Three years after winning an Oscar in this category for The Hurt Locker, Ms. Bigelow has delivered a film that’s received a similar amount of critical acclaim including early accolades from the New York Film Critics Circle and National Board of Review who both gave their Best Director award to Bigelow. Without question, she’s one of the three definite nominees this year making her the only woman to be nominated in this category twice.
3. Tom Hooper, Les Misérables (Universal)
Just two years after winning an Oscar for The King’s Speech, Hooper is back with an even more impressive cinematic experience that’s becoming one of the more highly-praised movie musicals in recent memory. The question is whether or not the Academy’s directing branch will feel the same way about the film’s direction and might even consider giving Hooper a second Oscar within the course of two years. Hooper feels like the weak link here without having a Golden Globe nomination.
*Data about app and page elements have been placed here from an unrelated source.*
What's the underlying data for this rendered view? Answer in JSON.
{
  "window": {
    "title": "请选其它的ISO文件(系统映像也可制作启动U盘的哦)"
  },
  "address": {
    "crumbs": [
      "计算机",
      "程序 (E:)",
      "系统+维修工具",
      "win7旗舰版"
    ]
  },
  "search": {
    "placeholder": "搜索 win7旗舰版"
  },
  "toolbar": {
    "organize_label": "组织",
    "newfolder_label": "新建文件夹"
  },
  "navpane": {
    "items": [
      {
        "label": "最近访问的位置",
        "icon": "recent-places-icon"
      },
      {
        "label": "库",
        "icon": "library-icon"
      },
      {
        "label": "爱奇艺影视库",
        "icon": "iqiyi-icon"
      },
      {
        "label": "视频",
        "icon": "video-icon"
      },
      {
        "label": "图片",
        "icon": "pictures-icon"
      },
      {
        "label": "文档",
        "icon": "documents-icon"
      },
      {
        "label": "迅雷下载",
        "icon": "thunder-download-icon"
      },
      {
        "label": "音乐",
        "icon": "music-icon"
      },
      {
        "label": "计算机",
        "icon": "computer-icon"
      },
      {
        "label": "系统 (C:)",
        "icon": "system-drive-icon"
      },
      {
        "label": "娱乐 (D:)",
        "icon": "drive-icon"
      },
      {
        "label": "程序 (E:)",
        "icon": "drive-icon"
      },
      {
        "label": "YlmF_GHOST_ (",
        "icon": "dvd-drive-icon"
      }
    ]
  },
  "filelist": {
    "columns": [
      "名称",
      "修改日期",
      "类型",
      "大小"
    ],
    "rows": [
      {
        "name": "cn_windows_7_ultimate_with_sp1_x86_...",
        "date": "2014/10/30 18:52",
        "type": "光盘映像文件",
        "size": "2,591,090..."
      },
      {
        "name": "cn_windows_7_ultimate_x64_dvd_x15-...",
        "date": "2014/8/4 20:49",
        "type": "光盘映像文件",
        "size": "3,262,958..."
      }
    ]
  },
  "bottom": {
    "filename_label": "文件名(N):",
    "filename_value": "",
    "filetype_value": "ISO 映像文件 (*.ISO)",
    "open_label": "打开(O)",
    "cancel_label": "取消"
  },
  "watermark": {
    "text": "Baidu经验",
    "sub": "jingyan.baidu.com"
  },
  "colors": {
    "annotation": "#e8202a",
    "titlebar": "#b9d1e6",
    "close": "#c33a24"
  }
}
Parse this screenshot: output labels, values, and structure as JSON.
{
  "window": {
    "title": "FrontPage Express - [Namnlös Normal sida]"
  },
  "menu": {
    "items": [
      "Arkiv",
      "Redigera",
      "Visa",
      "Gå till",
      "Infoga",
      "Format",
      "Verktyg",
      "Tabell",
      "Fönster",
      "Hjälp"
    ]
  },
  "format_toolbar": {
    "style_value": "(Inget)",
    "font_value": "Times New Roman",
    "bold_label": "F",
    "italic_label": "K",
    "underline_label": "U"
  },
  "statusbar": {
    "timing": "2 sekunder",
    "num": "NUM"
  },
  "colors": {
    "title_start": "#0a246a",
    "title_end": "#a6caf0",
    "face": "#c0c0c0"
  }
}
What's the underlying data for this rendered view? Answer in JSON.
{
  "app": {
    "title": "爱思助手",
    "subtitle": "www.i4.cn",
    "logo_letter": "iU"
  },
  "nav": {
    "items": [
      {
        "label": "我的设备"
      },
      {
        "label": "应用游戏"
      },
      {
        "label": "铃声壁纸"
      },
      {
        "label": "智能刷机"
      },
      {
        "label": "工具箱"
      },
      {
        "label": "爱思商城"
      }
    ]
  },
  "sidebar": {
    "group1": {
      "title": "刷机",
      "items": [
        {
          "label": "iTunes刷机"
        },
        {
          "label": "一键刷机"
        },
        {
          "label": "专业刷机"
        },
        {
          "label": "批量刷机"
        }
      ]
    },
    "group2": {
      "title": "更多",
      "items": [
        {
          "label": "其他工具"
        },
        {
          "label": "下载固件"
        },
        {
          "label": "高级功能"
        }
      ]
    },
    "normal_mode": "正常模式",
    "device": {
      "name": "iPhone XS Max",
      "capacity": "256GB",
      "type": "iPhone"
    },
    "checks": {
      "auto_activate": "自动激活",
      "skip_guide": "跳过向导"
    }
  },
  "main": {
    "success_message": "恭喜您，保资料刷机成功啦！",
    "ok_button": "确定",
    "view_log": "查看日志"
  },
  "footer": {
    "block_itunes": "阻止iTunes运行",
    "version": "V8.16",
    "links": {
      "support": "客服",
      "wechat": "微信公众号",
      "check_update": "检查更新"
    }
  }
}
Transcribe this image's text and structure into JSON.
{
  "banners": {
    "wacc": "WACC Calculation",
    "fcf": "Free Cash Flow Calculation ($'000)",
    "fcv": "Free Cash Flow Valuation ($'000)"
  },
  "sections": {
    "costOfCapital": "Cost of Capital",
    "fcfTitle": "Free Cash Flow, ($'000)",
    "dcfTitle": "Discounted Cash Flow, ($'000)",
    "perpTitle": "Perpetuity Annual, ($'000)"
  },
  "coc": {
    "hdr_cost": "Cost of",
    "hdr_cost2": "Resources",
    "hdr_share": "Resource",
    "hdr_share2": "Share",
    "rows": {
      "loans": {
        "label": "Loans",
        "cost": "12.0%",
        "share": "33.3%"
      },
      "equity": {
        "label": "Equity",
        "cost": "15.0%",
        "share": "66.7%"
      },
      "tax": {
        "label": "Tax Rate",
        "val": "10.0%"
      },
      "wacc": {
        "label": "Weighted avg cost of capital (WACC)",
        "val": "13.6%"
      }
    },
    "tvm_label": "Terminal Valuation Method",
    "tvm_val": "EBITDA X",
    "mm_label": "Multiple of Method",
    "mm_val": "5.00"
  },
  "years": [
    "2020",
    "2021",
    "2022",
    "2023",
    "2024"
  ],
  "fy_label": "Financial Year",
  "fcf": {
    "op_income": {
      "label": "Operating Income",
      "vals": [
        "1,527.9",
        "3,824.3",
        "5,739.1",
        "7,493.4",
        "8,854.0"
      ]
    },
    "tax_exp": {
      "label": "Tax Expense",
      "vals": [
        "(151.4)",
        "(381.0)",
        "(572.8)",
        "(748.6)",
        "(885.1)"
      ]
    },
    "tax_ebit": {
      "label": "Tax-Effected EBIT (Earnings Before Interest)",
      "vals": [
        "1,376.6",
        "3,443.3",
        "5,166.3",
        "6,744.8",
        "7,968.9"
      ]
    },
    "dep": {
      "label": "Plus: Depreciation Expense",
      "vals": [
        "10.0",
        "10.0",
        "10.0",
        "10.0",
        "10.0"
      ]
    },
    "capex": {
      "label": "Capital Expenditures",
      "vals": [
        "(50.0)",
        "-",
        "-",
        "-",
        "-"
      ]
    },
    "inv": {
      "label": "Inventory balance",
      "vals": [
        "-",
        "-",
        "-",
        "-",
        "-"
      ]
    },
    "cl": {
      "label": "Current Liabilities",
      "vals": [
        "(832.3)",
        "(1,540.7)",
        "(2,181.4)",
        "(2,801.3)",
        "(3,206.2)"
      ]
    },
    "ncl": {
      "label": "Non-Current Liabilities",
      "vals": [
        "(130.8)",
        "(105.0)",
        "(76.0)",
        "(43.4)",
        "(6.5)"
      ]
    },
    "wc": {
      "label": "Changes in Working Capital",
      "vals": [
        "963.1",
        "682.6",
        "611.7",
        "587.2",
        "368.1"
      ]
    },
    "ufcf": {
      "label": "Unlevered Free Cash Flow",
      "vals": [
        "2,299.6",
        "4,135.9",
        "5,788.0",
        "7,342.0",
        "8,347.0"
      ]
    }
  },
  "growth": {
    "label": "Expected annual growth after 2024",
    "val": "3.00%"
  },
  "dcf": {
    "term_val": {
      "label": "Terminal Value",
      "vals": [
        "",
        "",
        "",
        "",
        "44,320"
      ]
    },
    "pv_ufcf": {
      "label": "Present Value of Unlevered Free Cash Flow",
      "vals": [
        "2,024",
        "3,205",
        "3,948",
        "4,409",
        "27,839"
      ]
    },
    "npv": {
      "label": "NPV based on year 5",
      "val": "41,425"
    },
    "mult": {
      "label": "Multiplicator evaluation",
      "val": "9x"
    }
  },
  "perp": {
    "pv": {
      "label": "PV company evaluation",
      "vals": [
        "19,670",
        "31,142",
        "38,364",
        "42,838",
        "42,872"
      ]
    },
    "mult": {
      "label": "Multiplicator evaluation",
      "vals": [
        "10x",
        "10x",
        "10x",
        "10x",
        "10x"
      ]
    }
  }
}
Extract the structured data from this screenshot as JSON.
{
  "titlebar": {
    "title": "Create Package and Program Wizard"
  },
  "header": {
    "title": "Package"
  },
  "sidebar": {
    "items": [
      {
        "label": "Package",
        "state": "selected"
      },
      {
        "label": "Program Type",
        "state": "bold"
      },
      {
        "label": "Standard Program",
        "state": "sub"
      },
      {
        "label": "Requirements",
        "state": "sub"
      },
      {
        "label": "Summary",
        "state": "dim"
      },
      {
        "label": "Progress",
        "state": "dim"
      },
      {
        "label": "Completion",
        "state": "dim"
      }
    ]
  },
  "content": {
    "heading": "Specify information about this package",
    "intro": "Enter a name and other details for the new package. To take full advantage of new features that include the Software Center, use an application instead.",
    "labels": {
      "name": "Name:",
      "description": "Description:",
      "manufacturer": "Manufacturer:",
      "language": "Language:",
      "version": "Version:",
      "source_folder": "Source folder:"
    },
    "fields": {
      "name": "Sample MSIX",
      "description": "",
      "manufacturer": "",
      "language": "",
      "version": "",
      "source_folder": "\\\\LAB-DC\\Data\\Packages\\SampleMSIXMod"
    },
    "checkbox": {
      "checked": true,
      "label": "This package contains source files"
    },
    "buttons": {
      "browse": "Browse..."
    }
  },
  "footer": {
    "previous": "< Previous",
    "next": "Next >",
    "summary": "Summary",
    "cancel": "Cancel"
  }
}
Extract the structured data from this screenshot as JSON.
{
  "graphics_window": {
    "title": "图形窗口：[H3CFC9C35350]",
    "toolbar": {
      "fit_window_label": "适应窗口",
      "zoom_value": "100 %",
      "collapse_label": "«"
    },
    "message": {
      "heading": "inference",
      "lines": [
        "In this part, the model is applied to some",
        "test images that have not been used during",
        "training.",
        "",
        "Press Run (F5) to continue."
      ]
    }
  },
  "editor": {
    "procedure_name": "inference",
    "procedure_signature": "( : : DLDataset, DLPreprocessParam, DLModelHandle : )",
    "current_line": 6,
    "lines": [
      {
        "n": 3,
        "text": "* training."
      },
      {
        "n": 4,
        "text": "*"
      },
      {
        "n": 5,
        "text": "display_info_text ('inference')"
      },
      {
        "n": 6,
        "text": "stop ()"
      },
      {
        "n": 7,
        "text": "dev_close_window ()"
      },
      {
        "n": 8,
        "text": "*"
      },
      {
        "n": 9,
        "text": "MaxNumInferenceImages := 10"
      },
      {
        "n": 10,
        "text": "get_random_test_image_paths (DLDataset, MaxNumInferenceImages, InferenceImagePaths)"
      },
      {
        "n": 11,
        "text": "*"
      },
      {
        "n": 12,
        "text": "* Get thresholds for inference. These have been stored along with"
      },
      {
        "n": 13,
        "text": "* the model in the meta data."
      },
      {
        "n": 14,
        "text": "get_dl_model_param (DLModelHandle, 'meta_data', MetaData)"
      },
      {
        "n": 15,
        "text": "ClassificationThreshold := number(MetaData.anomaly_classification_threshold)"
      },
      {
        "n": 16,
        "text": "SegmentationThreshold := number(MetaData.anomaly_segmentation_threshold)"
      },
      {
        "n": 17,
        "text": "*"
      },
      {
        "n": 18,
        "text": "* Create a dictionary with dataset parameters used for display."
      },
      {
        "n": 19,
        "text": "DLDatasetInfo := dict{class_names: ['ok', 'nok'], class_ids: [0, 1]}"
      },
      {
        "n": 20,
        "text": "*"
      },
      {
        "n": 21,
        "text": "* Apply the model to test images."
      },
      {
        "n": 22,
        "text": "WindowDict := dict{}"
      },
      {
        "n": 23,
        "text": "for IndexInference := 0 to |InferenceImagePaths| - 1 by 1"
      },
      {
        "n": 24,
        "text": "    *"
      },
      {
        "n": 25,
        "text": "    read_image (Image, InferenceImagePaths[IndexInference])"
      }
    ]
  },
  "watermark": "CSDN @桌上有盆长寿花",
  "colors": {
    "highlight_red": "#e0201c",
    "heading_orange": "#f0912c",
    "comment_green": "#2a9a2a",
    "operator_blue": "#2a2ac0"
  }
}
4. Steven Spielberg, Lincoln (DreamWorks)
Nominated six times previously and having won twice, for Schindler’s List and Saving Private Ryan, Spielberg is looking to receive his first nomination as a director since Munich in 2005, which was also his last movie written by Tony Kushner, oddly enough.
5. Quentin Tarantino, Django Unchained (The Weinstein Company)
Tarantino has received two previous nominations in this category and with the last-minute release and attention his foray into the “Western” genre is getting, I wouldn’t be too surprised if Tarantino goes for a third, possibly knocking out Hooper, the only one of the four above who didn’t get a Golden Globe nomination. If Tarantino receives a DGA nomination (as he did the previous two times), his Oscar nomination is guaranteed.
Ang Lee, Life of Pi (20th Century Fox)
The two-time nominee who won the Oscar in 2006 for Brokeback Mountain has delivered another movie worthy of awards attention, an amazing achievement in developing difficult material into a film that combines live animals, CG effects and a first-time actor which shows off why Lee deserves to have received multiple nominations. The question is whether the film already peaked, lowering its profile and the negligible early awards attention may hurt Lee’s chances compared to more recently screened films.
David O. Russell, Silver Linings Playbook (The Weinstein Co.)
Russell’s comedy has gotten a lot of attention this year and some may see this as this year’s Juno, Sideways or The Descendants, all which received directing nominations. Then again, it could be this year’s Little Miss Sunshine which was recognized more for the writing and acting, which may be the case here as well.
My Personal Choice:
Juan Bayona, The Impossible (Summit)
The Spanish filmmaker responsible for the 2007 horror film The Orphanage really blew me away with his recreation of the 2005 Southeast Asian tsunami and the emotional impact it has on a vacationing family. In a year where so many of the candidates in this category are former winners and nominees, it would be nice to get some new blood in here.
There are a lot of strong directors and films in this race, but without knowing which way the DGA might go in terms of nominations (which likely will change everything), I still have a good feeling that Steven Spielberg will win his first Oscar in 13 years for directing Lincoln.
We’ll have one more piece later this week with a brief update on the Oscar Best Picture race.